The evidence is everywhere—the sofa, curtains, and even your walls—your favorite feline is a scratcher! For all the meows, purrs, and cuddles, a red flag is still raised when it comes to allowing your cat to cruise freely about the house. You may find yourself asking, "How do I keep my cat from scratching the furniture? Is it even possible?"
Why Do Cats Scratch?
What drives your soft and sweet friend to become scratch-happy? There are several reasons your cat might be scratching. The following behaviors are considered "normal" scratching.
1. Claw maintenance.
Cats scratch at objects to clean their claws and remove worn outer layers. If your cat is indoor-only and you regularly trim her nails, this can help cut down on unwanted scratching.1
2. Marking her turf.
Regular scratching at the same location is a way for a cat to mark and maintain her territory.
She isn't intentionally targeting your sofa corner or hands, but scratching is an enjoyable way for her to burn off some energy. Have you ever noticed your cat scratching out of happiness when you come home or when you're about to play with a feather wand toy?
4. A defense mechanism.
Though it also occurs while playing, the swipe of a paw may be a show of body language by your cat that you're petting a little too strongly.
Cat Scratching Can be Caused by Stress
Cats tend to scratch more—and often vertically—when they're feeling threatened or stressed. You might see scratch marks up and down a door jamb, window frame, sofa, carpet, or chair. This means your cat is nervous or unhappy and is trying to increase her comfort level. This isn't good for your cat or your home.
How to Stop Cats from Scratching Furniture
While scratching is as natural as meowing, there are strategies to help reduce scratching that can keep your couch corners safe from harm.
1. Try Comfort Zone products.
Comfort Zone products help to reduce scratching and urine spraying by mimicking the soothing feline facial pheromone. This can give your cat a calm, relaxed feeling in any environment, even next to your living room sofa. Try the Comfort Zone Calming Diffuser to help create a calming environment, and use the Comfort Zone Spray & Scratch Control Spray directly on the object your cat is scratching.

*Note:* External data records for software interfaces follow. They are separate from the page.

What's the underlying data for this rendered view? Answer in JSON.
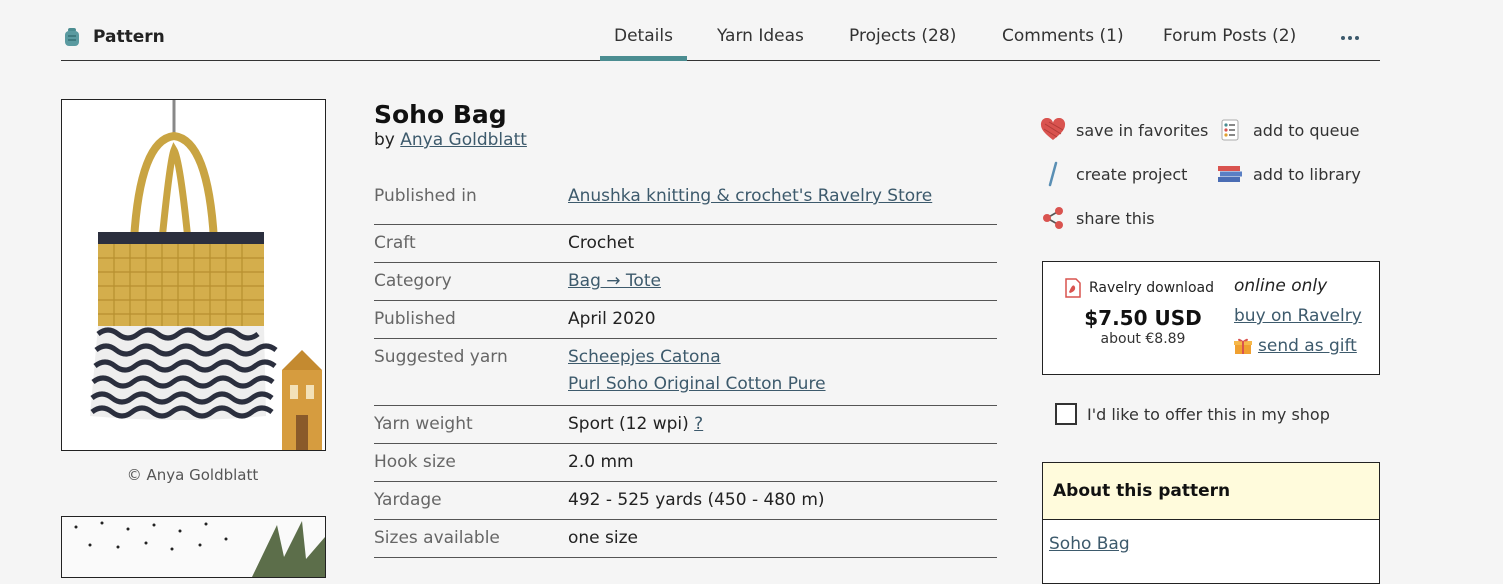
{
  "nav": {
    "brand": "Pattern",
    "tabs": [
      {
        "label": "Details",
        "active": true
      },
      {
        "label": "Yarn Ideas"
      },
      {
        "label": "Projects (28)"
      },
      {
        "label": "Comments (1)"
      },
      {
        "label": "Forum Posts (2)"
      }
    ],
    "more_icon": "ellipsis-icon"
  },
  "photo": {
    "caption": "© Anya Goldblatt"
  },
  "pattern": {
    "title": "Soho Bag",
    "by_prefix": "by",
    "author": "Anya Goldblatt"
  },
  "details": [
    {
      "label": "Published in",
      "values": [
        "Anushka knitting & crochet's Ravelry Store"
      ],
      "link": true
    },
    {
      "label": "Craft",
      "values": [
        "Crochet"
      ]
    },
    {
      "label": "Category",
      "values": [
        "Bag → Tote"
      ],
      "link": true
    },
    {
      "label": "Published",
      "values": [
        "April 2020"
      ]
    },
    {
      "label": "Suggested yarn",
      "values": [
        "Scheepjes Catona",
        "Purl Soho Original Cotton Pure"
      ],
      "link": true
    },
    {
      "label": "Yarn weight",
      "values": [
        "Sport (12 wpi)"
      ],
      "help": "?"
    },
    {
      "label": "Hook size",
      "values": [
        "2.0 mm"
      ]
    },
    {
      "label": "Yardage",
      "values": [
        "492 - 525 yards (450 - 480 m)"
      ]
    },
    {
      "label": "Sizes available",
      "values": [
        "one size"
      ]
    }
  ],
  "actions": {
    "favorites": "save in favorites",
    "queue": "add to queue",
    "project": "create project",
    "library": "add to library",
    "share": "share this"
  },
  "purchase": {
    "download": "Ravelry download",
    "price": "$7.50 USD",
    "price_eur": "about €8.89",
    "availability": "online only",
    "buy": "buy on Ravelry",
    "gift": "send as gift"
  },
  "shop_offer": "I'd like to offer this in my shop",
  "about": {
    "heading": "About this pattern",
    "name": "Soho Bag"
  },
  "colors": {
    "accent": "#4b8d91",
    "link": "#3d5a6c",
    "about_header": "#fffbdc"
  }
}
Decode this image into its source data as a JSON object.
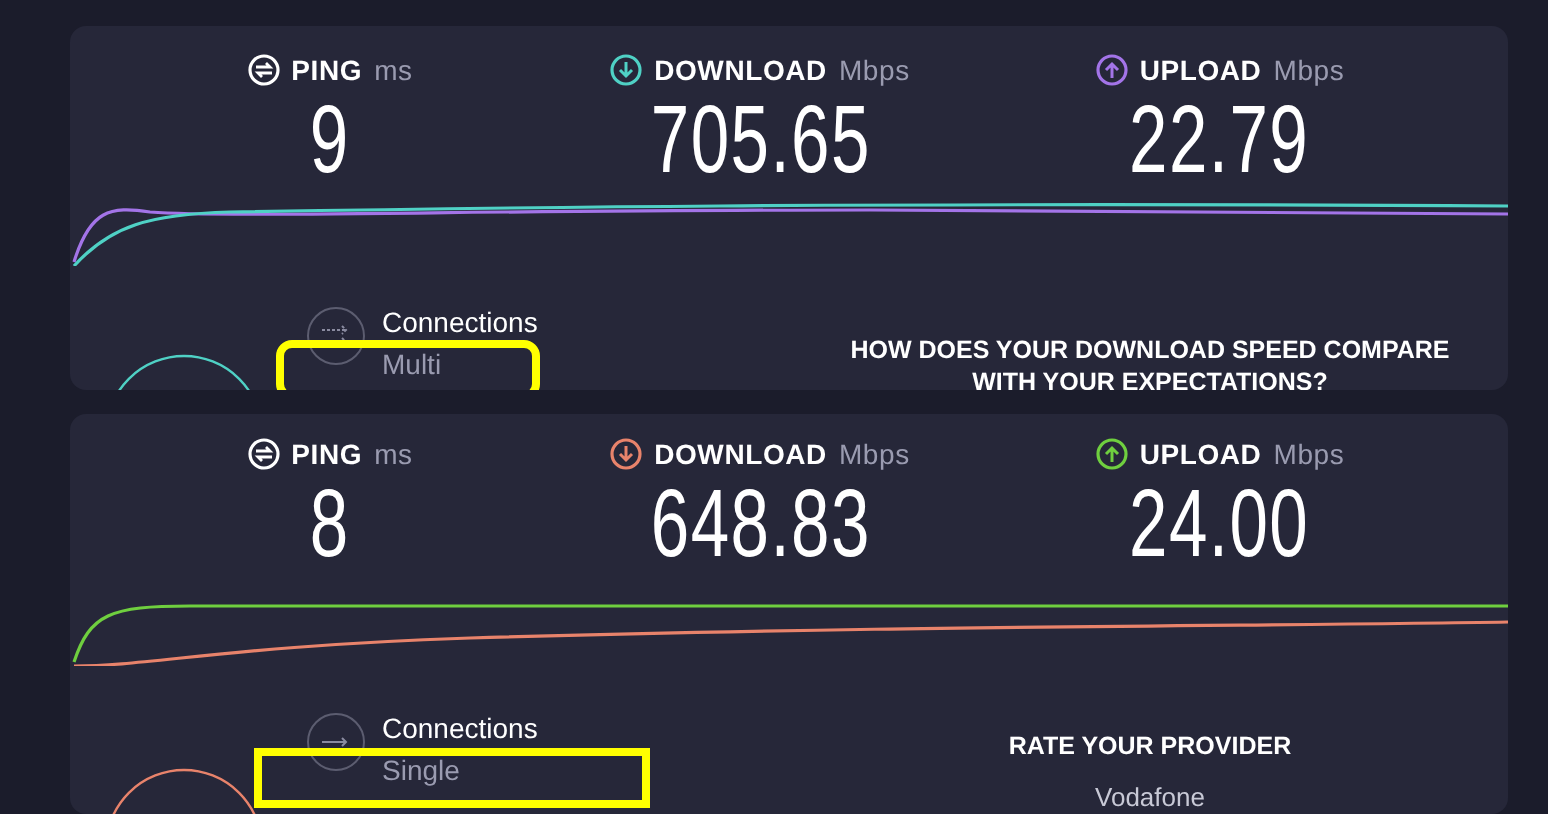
{
  "results": [
    {
      "metrics": [
        {
          "kind": "ping",
          "label": "PING",
          "unit": "ms",
          "value": "9"
        },
        {
          "kind": "download",
          "label": "DOWNLOAD",
          "unit": "Mbps",
          "value": "705.65",
          "color": "#4fd1c5"
        },
        {
          "kind": "upload",
          "label": "UPLOAD",
          "unit": "Mbps",
          "value": "22.79",
          "color": "#a374e8"
        }
      ],
      "connections": {
        "label": "Connections",
        "value": "Multi",
        "highlight": {
          "kind": "rounded"
        }
      },
      "side": {
        "heading": "HOW DOES YOUR DOWNLOAD SPEED COMPARE WITH YOUR EXPECTATIONS?"
      }
    },
    {
      "metrics": [
        {
          "kind": "ping",
          "label": "PING",
          "unit": "ms",
          "value": "8"
        },
        {
          "kind": "download",
          "label": "DOWNLOAD",
          "unit": "Mbps",
          "value": "648.83",
          "color": "#e8836b"
        },
        {
          "kind": "upload",
          "label": "UPLOAD",
          "unit": "Mbps",
          "value": "24.00",
          "color": "#6fcf3f"
        }
      ],
      "connections": {
        "label": "Connections",
        "value": "Single",
        "highlight": {
          "kind": "square"
        }
      },
      "side": {
        "heading": "RATE YOUR PROVIDER",
        "provider": "Vodafone"
      }
    }
  ]
}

2. Provide several cat scratching posts.
Want your cat and his claws away from the furniture? Entice him with a place where scratching is welcomed. Set up a scratching post in the area where he previously displayed unwanted scratching. Try several varieties, including vertical and horizontal scratchers, to determine what he likes best.2 Then put catnip on the scratchers to further entice him to try them out. You might want to try the Stretch n' Scratch Cardboard Toy or the Creative Kitty Scratch, Ramp and Groom. Or turn his bed into a scratching post with the Universal Mount Kitty Sill with Cardboard Track. Toys like the Kitty Tippy Triangle Cardboard Toy are great too.

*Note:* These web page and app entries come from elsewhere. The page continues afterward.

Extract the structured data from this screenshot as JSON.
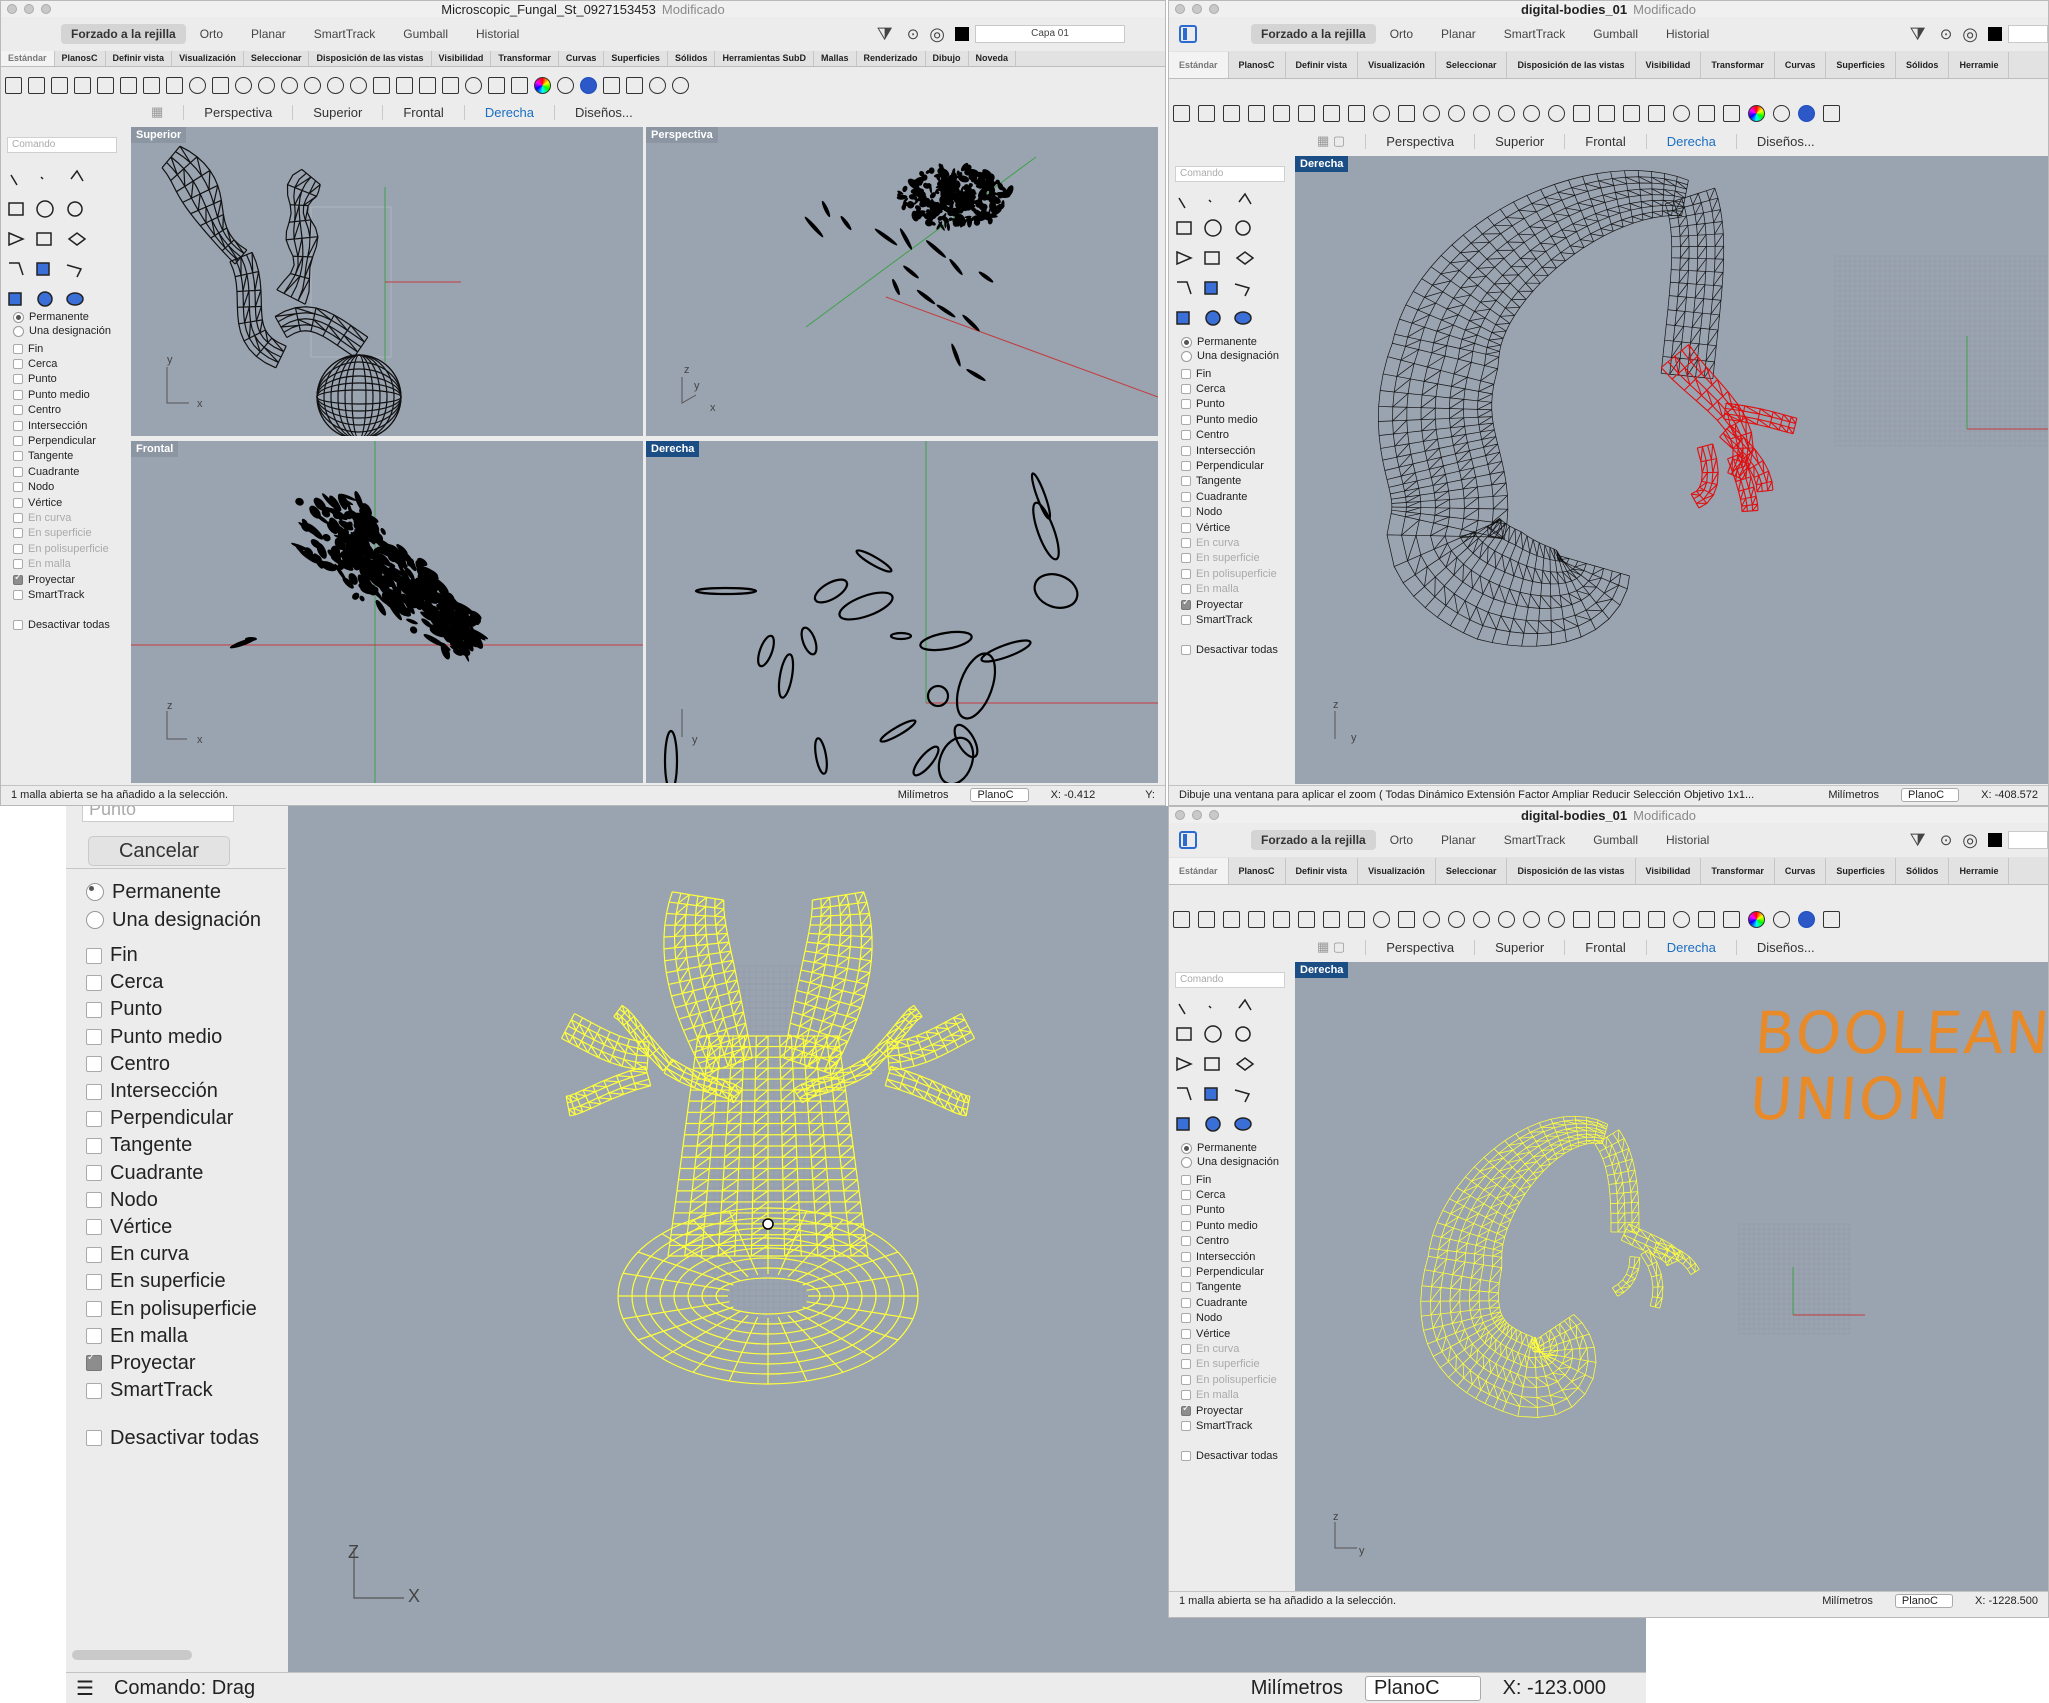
{
  "top_left": {
    "title": "Microscopic_Fungal_St_0927153453",
    "modified": "Modificado",
    "menu": [
      "Forzado a la rejilla",
      "Orto",
      "Planar",
      "SmartTrack",
      "Gumball",
      "Historial"
    ],
    "layer": "Capa 01",
    "tabs": [
      "Estándar",
      "PlanosC",
      "Definir vista",
      "Visualización",
      "Seleccionar",
      "Disposición de las vistas",
      "Visibilidad",
      "Transformar",
      "Curvas",
      "Superficies",
      "Sólidos",
      "Herramientas SubD",
      "Mallas",
      "Renderizado",
      "Dibujo",
      "Noveda"
    ],
    "viewtabs": [
      "Perspectiva",
      "Superior",
      "Frontal",
      "Derecha",
      "Diseños..."
    ],
    "active_viewtab": "Derecha",
    "command_placeholder": "Comando",
    "viewports": [
      "Superior",
      "Perspectiva",
      "Frontal",
      "Derecha"
    ],
    "status_msg": "1 malla abierta se ha añadido a la selección.",
    "units": "Milímetros",
    "cplane": "PlanoC",
    "x_coord": "X: -0.412",
    "y_coord": "Y:"
  },
  "osnaps": {
    "permanent": "Permanente",
    "once": "Una designación",
    "items": [
      "Fin",
      "Cerca",
      "Punto",
      "Punto medio",
      "Centro",
      "Intersección",
      "Perpendicular",
      "Tangente",
      "Cuadrante",
      "Nodo",
      "Vértice",
      "En curva",
      "En superficie",
      "En polisuperficie",
      "En malla",
      "Proyectar",
      "SmartTrack"
    ],
    "disable": "Desactivar todas"
  },
  "top_right": {
    "title": "digital-bodies_01",
    "modified": "Modificado",
    "menu": [
      "Forzado a la rejilla",
      "Orto",
      "Planar",
      "SmartTrack",
      "Gumball",
      "Historial"
    ],
    "tabs": [
      "Estándar",
      "PlanosC",
      "Definir vista",
      "Visualización",
      "Seleccionar",
      "Disposición de las vistas",
      "Visibilidad",
      "Transformar",
      "Curvas",
      "Superficies",
      "Sólidos",
      "Herramie"
    ],
    "viewtabs": [
      "Perspectiva",
      "Superior",
      "Frontal",
      "Derecha",
      "Diseños..."
    ],
    "command_placeholder": "Comando",
    "viewport": "Derecha",
    "status_msg": "Dibuje una ventana para aplicar el zoom ( Todas Dinámico Extensión Factor Ampliar Reducir Selección Objetivo 1x1...",
    "units": "Milímetros",
    "cplane": "PlanoC",
    "x_coord": "X: -408.572"
  },
  "bottom_left": {
    "input_text": "Punto",
    "cancel": "Cancelar",
    "command_text": "Comando: Drag",
    "units": "Milímetros",
    "cplane": "PlanoC",
    "x_coord": "X: -123.000",
    "axis_z": "Z",
    "axis_x": "X"
  },
  "bottom_right": {
    "title": "digital-bodies_01",
    "modified": "Modificado",
    "menu": [
      "Forzado a la rejilla",
      "Orto",
      "Planar",
      "SmartTrack",
      "Gumball",
      "Historial"
    ],
    "tabs": [
      "Estándar",
      "PlanosC",
      "Definir vista",
      "Visualización",
      "Seleccionar",
      "Disposición de las vistas",
      "Visibilidad",
      "Transformar",
      "Curvas",
      "Superficies",
      "Sólidos",
      "Herramie"
    ],
    "viewtabs": [
      "Perspectiva",
      "Superior",
      "Frontal",
      "Derecha",
      "Diseños..."
    ],
    "command_placeholder": "Comando",
    "viewport": "Derecha",
    "annotation_line1": "BOOLEAN",
    "annotation_line2": "UNION",
    "status_msg": "1 malla abierta se ha añadido a la selección.",
    "units": "Milímetros",
    "cplane": "PlanoC",
    "x_coord": "X: -1228.500"
  },
  "colors": {
    "viewport_bg": "#9aa3b0",
    "mesh_black": "#111111",
    "mesh_red": "#e01010",
    "mesh_yellow": "#ffff3a",
    "annotation": "#e98a28",
    "active_label": "#1c4e86",
    "active_tab_text": "#1b6ec2"
  }
}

3. Deter his desire to scratch.
Use deterrents, such as foil or double-sided tape, to cover up sought-after places for your kitty's claws. If your cat's scratching because of territorial issues, providing cat trees, condos, and other spaces he can "own" might also help deter his need to scratch your furniture.
4. Try water or a "hissing" noise.
Teach your cat while gradually reducing vertical scratching by standing guard with a squirt bottle filled with water and giving him a light spray each time the claws come out. Some cats don't learn well from water, so keep that in mind. You might also try making a "hissing" noise when your cat starts to scratch at something you wish he'd leave alone. Many felines respond intuitively to this sound.
5. Nail maintenance.
In addition to calming products, cat scratchers, and other deterrents, keeping your cat's nails maintained goes a long way to helping reduce the damage caused by cat scratching. Keep your cat's nails trimmed or use nail caps. If you've never used nail caps before, ask your vet about how to apply them properly and how often they should be replaced.
6. Game time.
Divert attention from fabrics by giving your cat a furry friend in the form of a toy. Cat behavior issues won't have time to occur if they are in hot pursuit of a fuzzy mouse.
Cat scratching is a natural occurence that can be destructive to your home (and your sanity). With a few simple techniques, you can help redirect your cat's instincts and save your furniture and doors.
1. American Humane. "Cats and Scratching." AmericanHumane.org, 25 August 2016, https://americanhumane.org/fact-sheet/scratching/?.
2. ASPCA. "Destructive Scratching." ASPCA.org, https://www.aspca.org/pet-care/cat-care/common-cat-behavior-issues/destructive-scratching.